Ma and the Monkey
My parents are a-visiting and last Sunday we decided to take them to Cauvery Wildlife Sanctuary, some 120 km from Bangalore. My mom is what you call an ‘enthu cutlet’. She was happy and chirpy and gladly assented when we asked her to keep a look out for birds. Too bad most of the birds she saw turned out to be babblers. Again and again and again. Oh well, never mind.
Soon, the road sides began to be dotted with bonnet macaques. Or in plain words – monkeys. Large joint families of monkeys sat by the road, eliciting angry comments from us. The husband and I were no big fans of this species. Neither was my dad. The only person who seemed to be all bright-eyed with the appearance of the monkeys was my mom. (And my son, but we shall not consider a two-year old’s definition of ‘interesting’ here)
“I love monkeys,” she said fondly. “Their activities are so endearing!”
We refrained from replying back. To make matters worse, people who were visiting the temples inside the jungle provided the monkeys with food. They sat bang in the middle of the road, enjoying their feast, turning a blind eye and a deaf ear to approaching vehicles. As we didn’t want to honk the car-horn in the jungle, the husband had to drive carefully not to run over their tails.
Ma saw them tearing away at the food and came up with “We should have got some food for these poor creatures.” And then again, “Look how expectantly they are looking up at us, with so much hope.”
We decided to ignore her totally. In some time, we reached a temple by the side of the river Cauvery and stopped the car. The husband wanted to take a walk by the river side and we were glad of an opportunity to stretch our limbs. I told Ma to give her purse to Deta as a precaution against a possible monkey attack. The husband and I then walked in front with our little brat while Ma and Deta followed us.
A few seconds later, I heard a gasp behind me and turned around to see a huge monkey swinging off a tree to land near my parents. That gasp had come from Ma. She stood rooted to the spot at the sight of the simian. Deta, who was known for ‘violent actions against monkeys’, controlled his urge and walked off briskly, taking Ma by her elbow. The monkey would not give up. It started stalking Ma and Deta resolutely. Sometimes, it would a go a step further and park itself on the ground, blocking Ma and Deta’s path. The monkey would then sit and stare at them, without batting an eyelid.

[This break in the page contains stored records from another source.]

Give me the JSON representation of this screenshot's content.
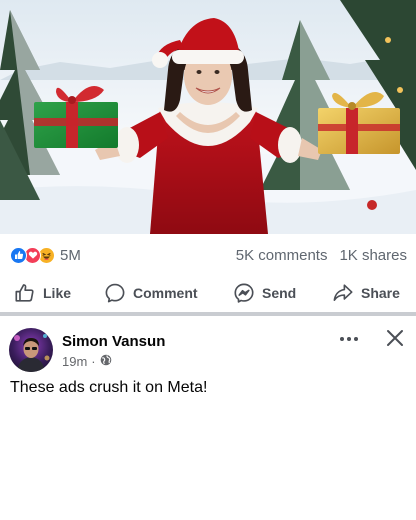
{
  "post": {
    "image_alt": "Woman in a red Santa dress holding two wrapped gift boxes in a snowy forest"
  },
  "stats": {
    "reaction_icons": [
      "like-icon",
      "love-icon",
      "haha-icon"
    ],
    "reactions_count": "5M",
    "comments": "5K comments",
    "shares": "1K shares"
  },
  "actions": {
    "like_label": "Like",
    "comment_label": "Comment",
    "send_label": "Send",
    "share_label": "Share"
  },
  "comment": {
    "author": "Simon Vansun",
    "time": "19m",
    "separator": "·",
    "privacy_icon": "globe-icon",
    "text": "These ads crush it on Meta!"
  },
  "colors": {
    "like_blue": "#1877f2",
    "love_red": "#f33e58",
    "haha_yellow": "#f7b125",
    "divider": "#c9ccd1",
    "secondary_text": "#606770"
  }
}
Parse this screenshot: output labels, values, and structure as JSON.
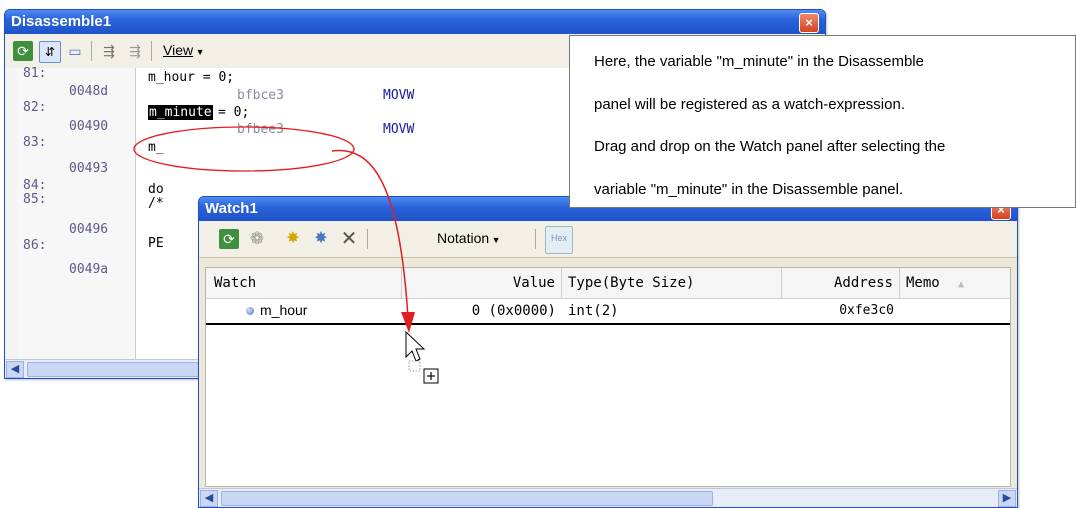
{
  "disassemble": {
    "title": "Disassemble1",
    "view_menu": "View",
    "lines": [
      {
        "line_no": "81:",
        "source": "m_hour = 0;"
      },
      {
        "addr": "0048d",
        "code": "bfbce3",
        "mnemonic": "MOVW"
      },
      {
        "line_no": "82:",
        "source_selected": "m_minute",
        "source_rest": " = 0;"
      },
      {
        "addr": "00490",
        "code": "bfbee3",
        "mnemonic": "MOVW"
      },
      {
        "line_no": "83:",
        "source": "m_"
      },
      {
        "addr": "00493"
      },
      {
        "line_no": "84:",
        "source": "do"
      },
      {
        "line_no": "85:",
        "source": "/*"
      },
      {
        "addr": "00496"
      },
      {
        "line_no": "86:",
        "source": "PE"
      },
      {
        "addr": "0049a"
      }
    ]
  },
  "watch": {
    "title": "Watch1",
    "notation_menu": "Notation",
    "hex_button": "Hex",
    "columns": [
      "Watch",
      "Value",
      "Type(Byte Size)",
      "Address",
      "Memo"
    ],
    "rows": [
      {
        "name": "m_hour",
        "value": "0 (0x0000)",
        "type": "int(2)",
        "address": "0xfe3c0",
        "memo": ""
      }
    ]
  },
  "callout": {
    "lines": [
      "Here, the variable \"m_minute\" in the Disassemble",
      "panel will be registered as a watch-expression.",
      "Drag and drop on the Watch panel after selecting the",
      "variable \"m_minute\" in the Disassemble panel."
    ]
  },
  "colors": {
    "title_bar": "#2a63db",
    "selection": "#000000",
    "drag_arrow": "#e02020"
  }
}
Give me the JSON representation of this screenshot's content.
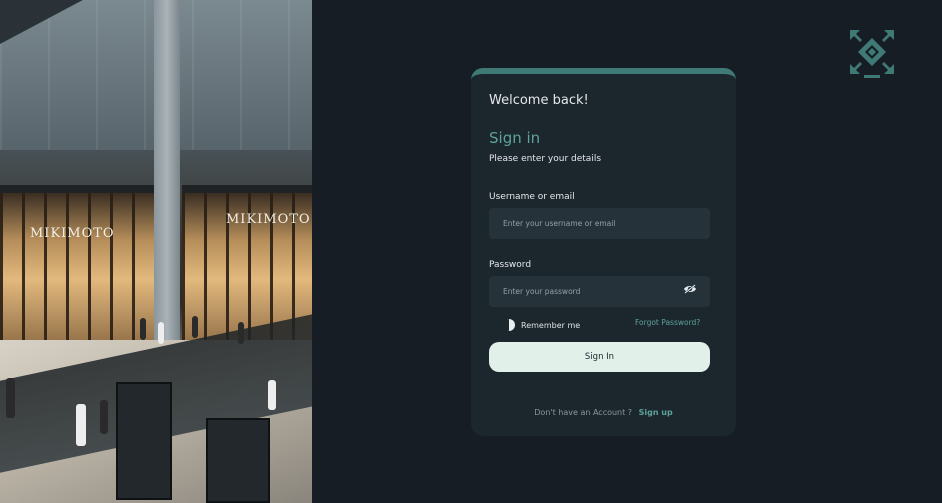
{
  "photo": {
    "store_sign_left": "MIKIMOTO",
    "store_sign_right": "MIKIMOTO"
  },
  "logo": {
    "icon": "arrows-converge-diamond-icon",
    "color": "#3f7a76"
  },
  "card": {
    "welcome": "Welcome back!",
    "title": "Sign in",
    "subtitle": "Please enter your details",
    "username": {
      "label": "Username or email",
      "placeholder": "Enter your username or email",
      "value": ""
    },
    "password": {
      "label": "Password",
      "placeholder": "Enter your password",
      "value": "",
      "toggle_icon": "eye-off-icon"
    },
    "remember_label": "Remember me",
    "forgot_label": "Forgot Password?",
    "submit_label": "Sign In",
    "footer_question": "Don't have an Account ?",
    "footer_link": "Sign up"
  },
  "colors": {
    "background": "#161d24",
    "card": "#1c262d",
    "accent": "#5da39b",
    "card_top_border": "#3f7a76",
    "button": "#e1f1ea",
    "input": "#26323a"
  }
}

Ma’s face was increasingly turning ashen. At one point, she could not bear the stress of being followed by the monkey at such close quarters and blurted out that she should have stayed back in the car rather than dying here. Somehow she was convinced that the monkey will not spare her life.
“Kiyo moribo ahisilu (why did I have to come here to die)”, was her recurring regret.
I did not have the heart to remind her that these were her own ‘endearing’ creatures. Anyways, we took pity on her state and returned to the car. She sighed in relief as we reached the car and opened the car door to let herself in. Suddenly there was a loud scrambling noise accompanied by an ear-piercing yell. Ma slammed the door hard and sat stunned with her hand on her heart. It was a minute later when we saw the monkey ripping up a packet of biscuit that we realized what had happened. The monkey had seized the opportunity of swiftly reaching inside the car and snatching the biscuit packet lying on the seat, the moment Ma had opened the car door. The poor lady had imagined the thieving action to be a full-fledged attack on her and hence that scream.
We started the car and drove on in silence. I wondered if Ma had regained her composure. Deta then decided to break through the disquieting quietness.
“At least the monkey got some food,” he said sagely. “Think of it that way.”
We could not control ourselves at this point and burst out laughing. Ma threw an icy glare at Deta and turned away her head. The journey had suddenly become an interesting one.